═════ RECORDS FOR THIS EXERCISE
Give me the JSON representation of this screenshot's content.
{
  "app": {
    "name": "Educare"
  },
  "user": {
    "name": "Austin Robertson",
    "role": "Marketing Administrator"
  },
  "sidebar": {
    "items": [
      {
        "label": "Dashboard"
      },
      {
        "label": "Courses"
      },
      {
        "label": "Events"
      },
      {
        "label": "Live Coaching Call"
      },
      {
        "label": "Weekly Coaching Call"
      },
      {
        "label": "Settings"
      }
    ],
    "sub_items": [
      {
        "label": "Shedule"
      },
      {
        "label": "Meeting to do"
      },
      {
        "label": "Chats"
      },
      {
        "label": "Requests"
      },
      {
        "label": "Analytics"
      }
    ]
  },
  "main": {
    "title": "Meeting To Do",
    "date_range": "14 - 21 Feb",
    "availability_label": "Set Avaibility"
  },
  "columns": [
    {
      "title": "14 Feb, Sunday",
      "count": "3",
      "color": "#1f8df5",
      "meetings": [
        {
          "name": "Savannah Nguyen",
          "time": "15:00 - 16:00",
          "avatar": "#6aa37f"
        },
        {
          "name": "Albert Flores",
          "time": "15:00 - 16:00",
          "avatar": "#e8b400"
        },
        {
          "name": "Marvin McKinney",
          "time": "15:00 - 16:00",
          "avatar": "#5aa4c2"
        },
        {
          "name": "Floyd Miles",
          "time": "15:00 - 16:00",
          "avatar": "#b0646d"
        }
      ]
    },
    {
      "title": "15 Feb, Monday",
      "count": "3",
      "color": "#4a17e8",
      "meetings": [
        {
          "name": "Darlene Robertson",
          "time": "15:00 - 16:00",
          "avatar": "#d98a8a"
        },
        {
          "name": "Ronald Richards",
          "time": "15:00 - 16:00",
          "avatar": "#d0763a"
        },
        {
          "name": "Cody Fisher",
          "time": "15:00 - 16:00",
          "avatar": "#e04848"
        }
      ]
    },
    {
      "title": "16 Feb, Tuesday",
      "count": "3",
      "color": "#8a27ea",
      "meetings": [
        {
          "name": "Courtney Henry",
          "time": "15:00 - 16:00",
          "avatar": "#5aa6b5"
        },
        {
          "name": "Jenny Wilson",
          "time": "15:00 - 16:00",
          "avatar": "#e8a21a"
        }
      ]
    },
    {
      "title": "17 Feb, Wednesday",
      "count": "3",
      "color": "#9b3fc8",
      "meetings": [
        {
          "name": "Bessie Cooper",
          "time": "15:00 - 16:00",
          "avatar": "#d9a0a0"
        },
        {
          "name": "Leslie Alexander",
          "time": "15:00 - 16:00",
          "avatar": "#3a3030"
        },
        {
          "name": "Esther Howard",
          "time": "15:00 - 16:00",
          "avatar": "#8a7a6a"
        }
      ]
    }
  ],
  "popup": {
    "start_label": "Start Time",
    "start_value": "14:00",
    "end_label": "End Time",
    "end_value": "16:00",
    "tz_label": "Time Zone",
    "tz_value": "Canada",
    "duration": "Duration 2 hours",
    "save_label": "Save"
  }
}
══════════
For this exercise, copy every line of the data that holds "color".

**EXERCISE RESULT**:
      "color": "#1f8df5",
      "color": "#4a17e8",
      "color": "#8a27ea",
      "color": "#9b3fc8",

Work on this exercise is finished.